WHAT TO WORK ON:
Your task is to find every line of the listing that includes "code" and copy it.
+++
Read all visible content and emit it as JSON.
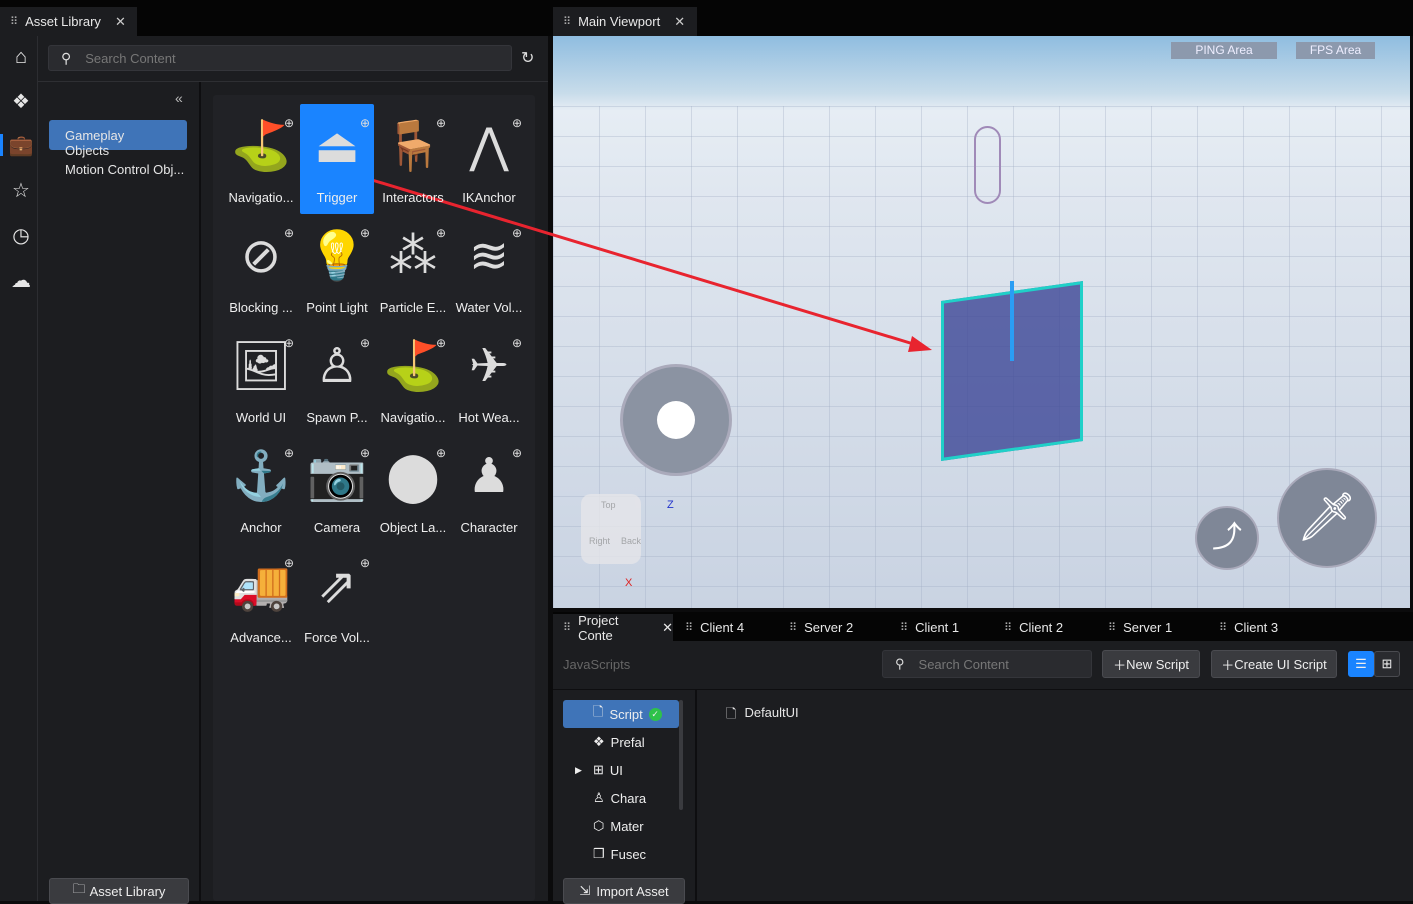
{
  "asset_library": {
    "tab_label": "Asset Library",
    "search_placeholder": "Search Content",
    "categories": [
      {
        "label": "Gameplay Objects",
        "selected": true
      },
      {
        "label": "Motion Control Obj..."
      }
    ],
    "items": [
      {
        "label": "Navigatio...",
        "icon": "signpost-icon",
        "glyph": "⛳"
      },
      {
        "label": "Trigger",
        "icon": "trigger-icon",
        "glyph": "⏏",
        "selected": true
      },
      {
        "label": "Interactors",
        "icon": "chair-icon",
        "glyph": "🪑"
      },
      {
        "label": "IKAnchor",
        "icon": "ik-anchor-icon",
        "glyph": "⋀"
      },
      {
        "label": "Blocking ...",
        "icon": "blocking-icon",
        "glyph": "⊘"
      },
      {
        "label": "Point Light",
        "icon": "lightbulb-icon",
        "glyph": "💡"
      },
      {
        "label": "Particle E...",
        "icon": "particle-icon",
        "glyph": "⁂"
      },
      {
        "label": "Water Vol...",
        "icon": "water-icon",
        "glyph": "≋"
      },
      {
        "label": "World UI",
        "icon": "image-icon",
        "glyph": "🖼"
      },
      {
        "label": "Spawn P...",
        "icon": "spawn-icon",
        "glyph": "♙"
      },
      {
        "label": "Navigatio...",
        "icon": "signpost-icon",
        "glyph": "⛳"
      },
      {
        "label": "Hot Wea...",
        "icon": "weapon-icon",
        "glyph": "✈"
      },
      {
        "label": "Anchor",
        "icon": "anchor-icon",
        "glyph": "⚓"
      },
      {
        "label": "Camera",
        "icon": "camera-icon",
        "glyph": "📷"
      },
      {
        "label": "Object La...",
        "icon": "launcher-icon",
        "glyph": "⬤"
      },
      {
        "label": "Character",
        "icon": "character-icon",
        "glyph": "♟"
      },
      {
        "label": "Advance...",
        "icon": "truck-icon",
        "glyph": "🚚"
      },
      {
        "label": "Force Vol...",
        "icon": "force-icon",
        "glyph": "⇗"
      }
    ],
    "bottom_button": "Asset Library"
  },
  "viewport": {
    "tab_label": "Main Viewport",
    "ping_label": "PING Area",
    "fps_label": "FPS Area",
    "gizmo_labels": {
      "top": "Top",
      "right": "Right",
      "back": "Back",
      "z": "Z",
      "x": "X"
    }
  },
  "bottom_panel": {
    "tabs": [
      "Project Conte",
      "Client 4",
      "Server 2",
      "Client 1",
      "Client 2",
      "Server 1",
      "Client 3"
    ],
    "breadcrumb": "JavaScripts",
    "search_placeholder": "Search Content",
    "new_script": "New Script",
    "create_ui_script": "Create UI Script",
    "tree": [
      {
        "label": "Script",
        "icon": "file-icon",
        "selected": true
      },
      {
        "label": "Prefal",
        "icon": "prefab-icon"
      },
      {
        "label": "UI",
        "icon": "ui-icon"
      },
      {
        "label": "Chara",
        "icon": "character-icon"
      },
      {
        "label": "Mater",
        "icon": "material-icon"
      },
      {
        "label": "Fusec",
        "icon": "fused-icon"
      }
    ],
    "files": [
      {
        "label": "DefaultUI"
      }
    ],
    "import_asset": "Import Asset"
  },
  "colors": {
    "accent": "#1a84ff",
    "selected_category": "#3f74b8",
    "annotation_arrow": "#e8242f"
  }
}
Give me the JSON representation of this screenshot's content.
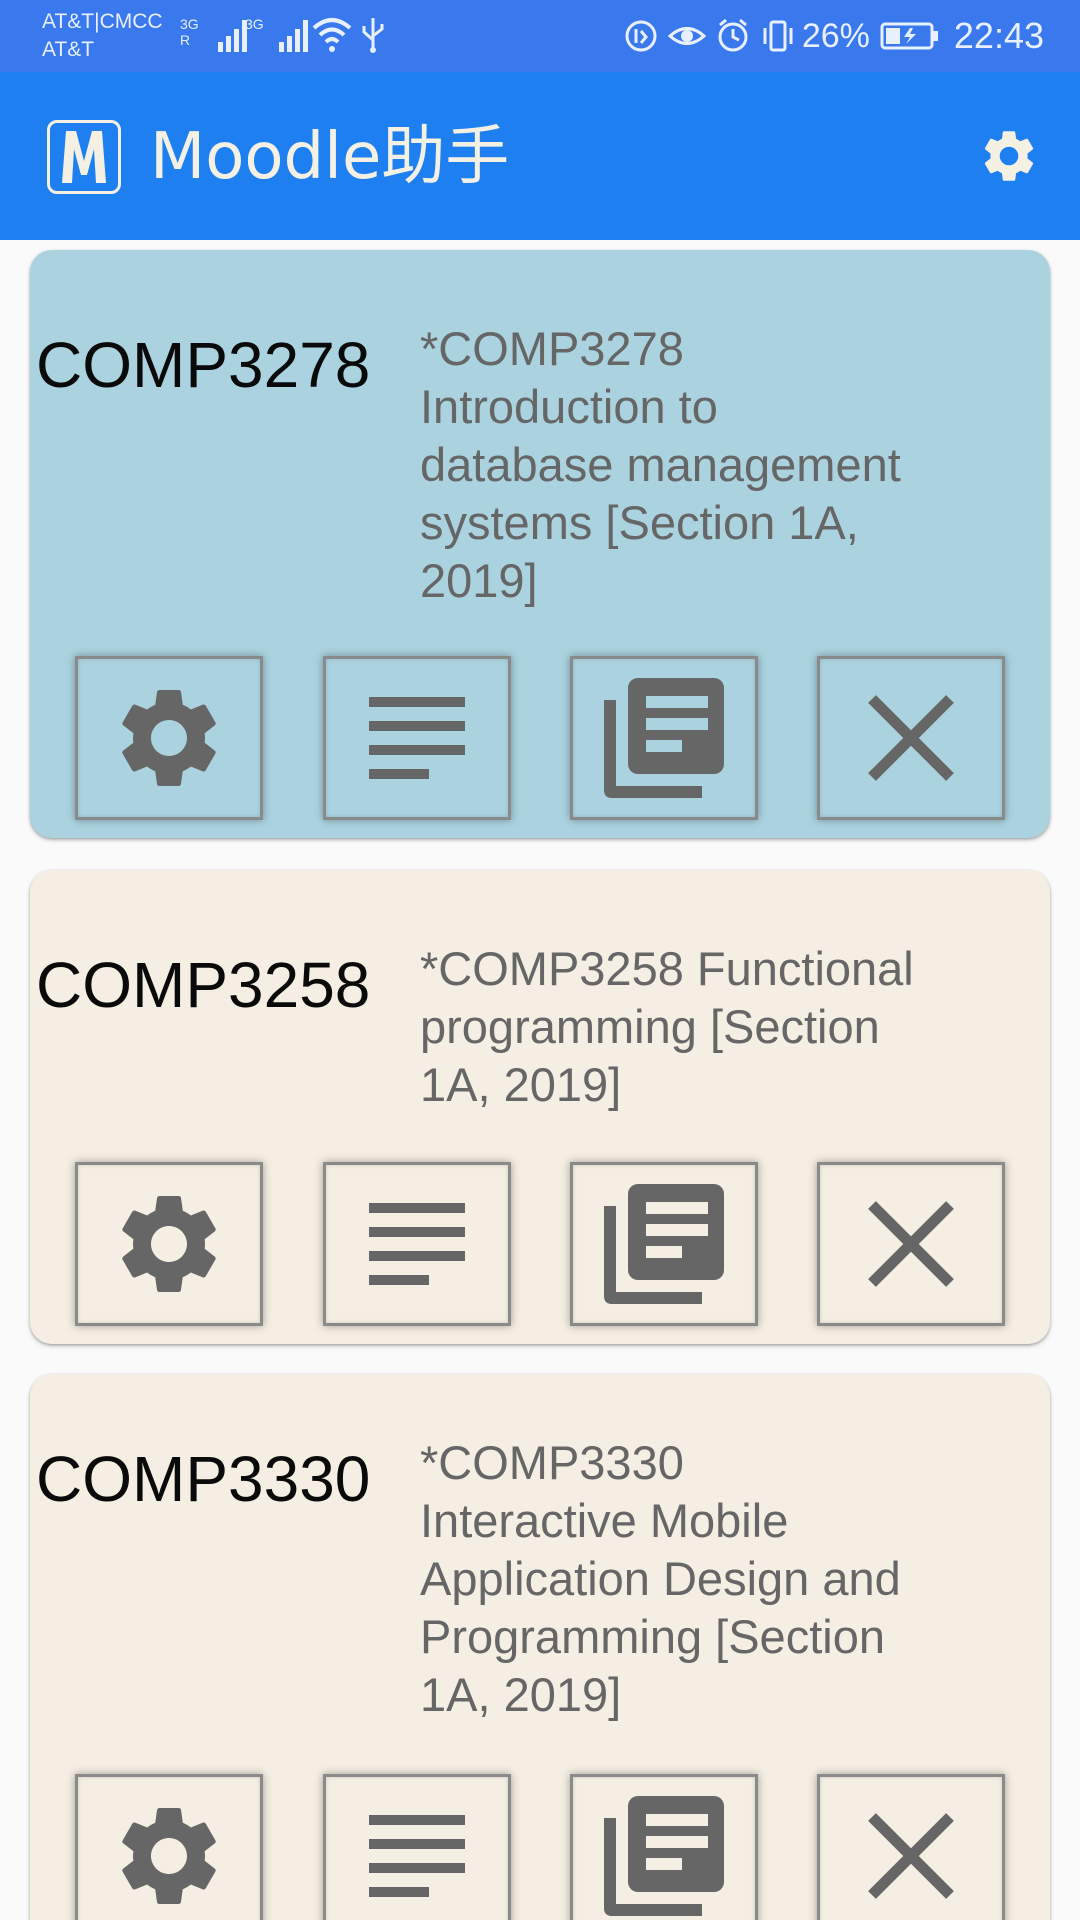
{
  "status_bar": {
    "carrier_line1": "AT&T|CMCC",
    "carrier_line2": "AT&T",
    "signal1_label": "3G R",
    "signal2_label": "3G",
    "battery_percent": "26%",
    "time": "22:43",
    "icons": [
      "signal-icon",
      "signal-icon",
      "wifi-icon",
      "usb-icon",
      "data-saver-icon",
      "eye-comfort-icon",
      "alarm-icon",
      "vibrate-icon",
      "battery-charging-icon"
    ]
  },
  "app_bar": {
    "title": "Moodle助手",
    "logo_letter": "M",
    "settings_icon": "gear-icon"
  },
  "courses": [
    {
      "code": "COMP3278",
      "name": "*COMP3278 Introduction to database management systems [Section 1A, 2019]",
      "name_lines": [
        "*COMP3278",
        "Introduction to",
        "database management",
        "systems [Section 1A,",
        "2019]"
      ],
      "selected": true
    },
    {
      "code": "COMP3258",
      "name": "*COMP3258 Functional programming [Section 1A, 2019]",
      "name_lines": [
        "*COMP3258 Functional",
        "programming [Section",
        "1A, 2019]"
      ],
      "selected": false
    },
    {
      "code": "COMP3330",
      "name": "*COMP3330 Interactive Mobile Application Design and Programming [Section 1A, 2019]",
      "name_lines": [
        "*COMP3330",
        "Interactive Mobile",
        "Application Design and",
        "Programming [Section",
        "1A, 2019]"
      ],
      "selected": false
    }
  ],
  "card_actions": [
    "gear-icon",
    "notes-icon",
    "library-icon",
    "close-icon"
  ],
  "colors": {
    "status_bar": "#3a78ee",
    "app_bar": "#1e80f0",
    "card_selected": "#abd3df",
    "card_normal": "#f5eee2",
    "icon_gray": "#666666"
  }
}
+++
SOLUTION FOR THIS TASK:
      "code": "COMP3278",
      "code": "COMP3258",
      "code": "COMP3330",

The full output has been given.